EXERCISE GOAL:
Filter the records below down to lines containing "this".

□ □ □ □ □

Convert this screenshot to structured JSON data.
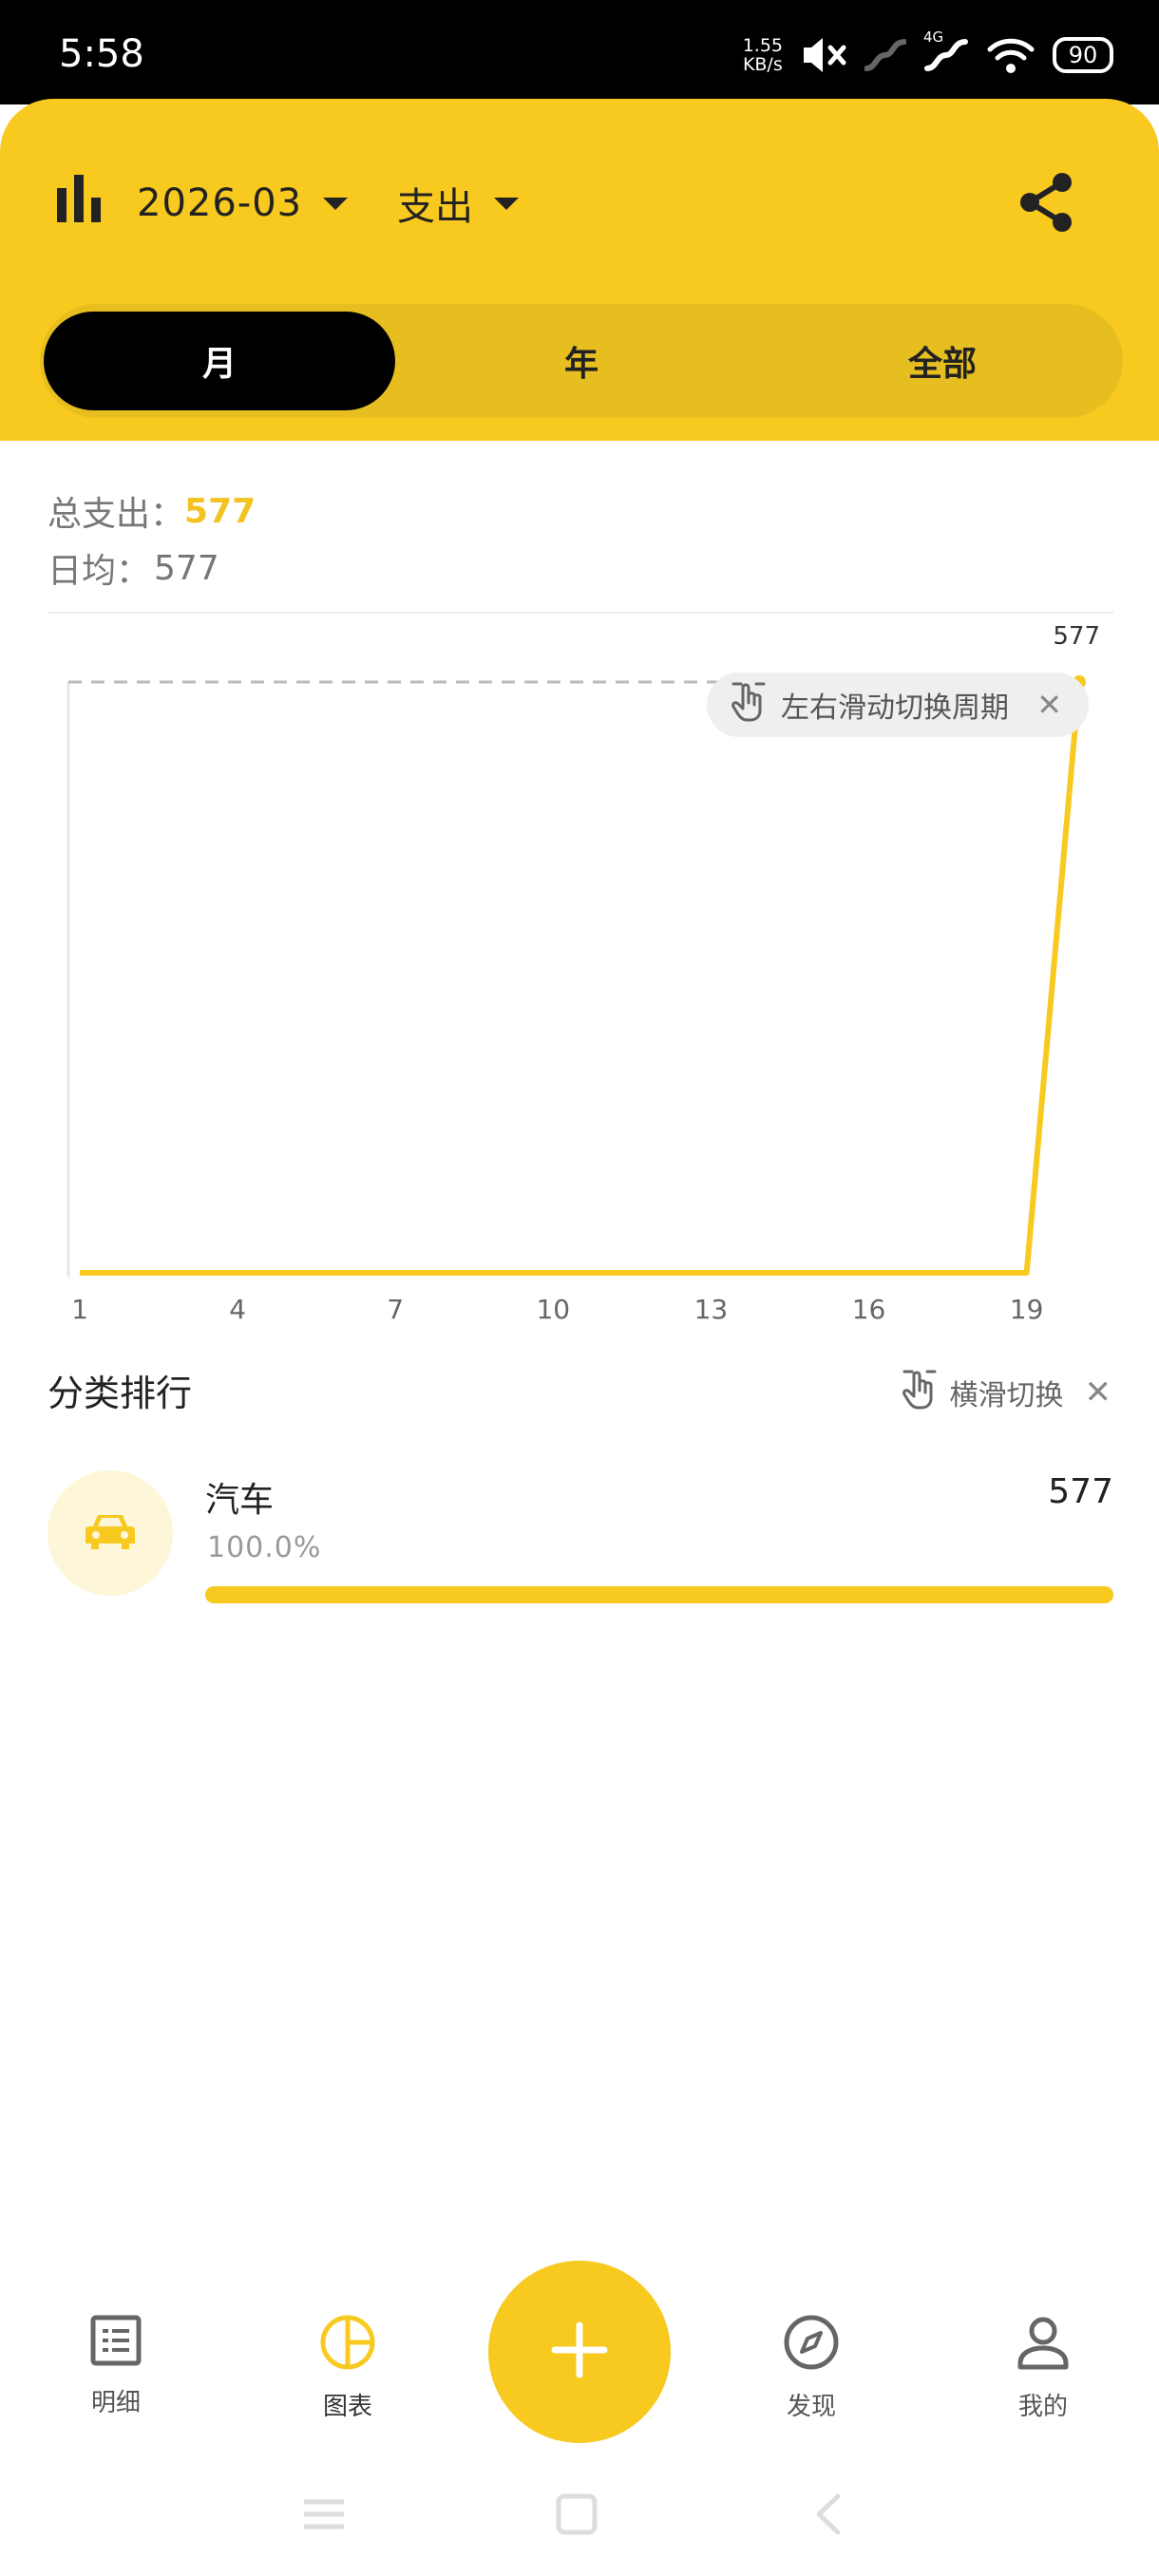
{
  "status_bar": {
    "time": "5:58",
    "net_speed_value": "1.55",
    "net_speed_unit": "KB/s",
    "signal_label": "4G",
    "battery": "90",
    "icons": [
      "mute-icon",
      "signal-icon",
      "signal-4g-icon",
      "wifi-icon",
      "battery-icon"
    ]
  },
  "header": {
    "month": "2026-03",
    "type": "支出",
    "tabs": [
      {
        "label": "月",
        "active": true
      },
      {
        "label": "年",
        "active": false
      },
      {
        "label": "全部",
        "active": false
      }
    ]
  },
  "summary": {
    "total_label": "总支出：",
    "total_value": "577",
    "avg_label": "日均：",
    "avg_value": "577"
  },
  "chart_data": {
    "type": "line",
    "x": [
      1,
      2,
      3,
      4,
      5,
      6,
      7,
      8,
      9,
      10,
      11,
      12,
      13,
      14,
      15,
      16,
      17,
      18,
      19,
      20
    ],
    "values": [
      0,
      0,
      0,
      0,
      0,
      0,
      0,
      0,
      0,
      0,
      0,
      0,
      0,
      0,
      0,
      0,
      0,
      0,
      0,
      577
    ],
    "xticks": [
      "1",
      "4",
      "7",
      "10",
      "13",
      "16",
      "19"
    ],
    "max_label": "577",
    "ylim": [
      0,
      577
    ],
    "grid": false,
    "color": "#F8C91F"
  },
  "chart_hint": {
    "text": "左右滑动切换周期",
    "close": "✕"
  },
  "ranking": {
    "title": "分类排行",
    "hint": "横滑切换",
    "close": "✕",
    "items": [
      {
        "name": "汽车",
        "amount": "577",
        "percent": "100.0%",
        "ratio": 1.0,
        "icon": "car-icon"
      }
    ]
  },
  "bottom_nav": {
    "items": [
      {
        "label": "明细",
        "icon": "list-icon"
      },
      {
        "label": "图表",
        "icon": "pie-chart-icon",
        "active": true
      },
      {
        "label": "发现",
        "icon": "compass-icon"
      },
      {
        "label": "我的",
        "icon": "profile-icon"
      }
    ],
    "fab_icon": "plus-icon"
  },
  "colors": {
    "accent": "#F8C91F",
    "segment_bg": "#E7BE1F",
    "active_tab": "#000000"
  }
}
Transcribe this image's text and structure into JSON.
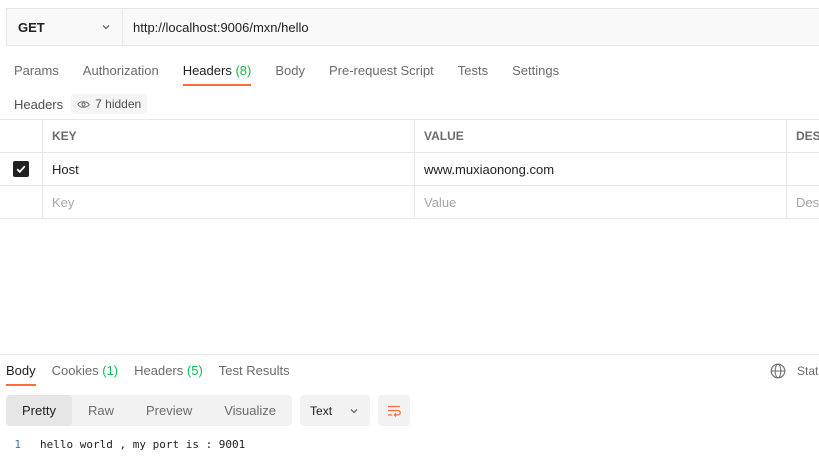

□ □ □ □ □

ANSWER TO THE PROBLEM:
Convert this screenshot to structured JSON data.
Transcribe this image's text and structure into JSON.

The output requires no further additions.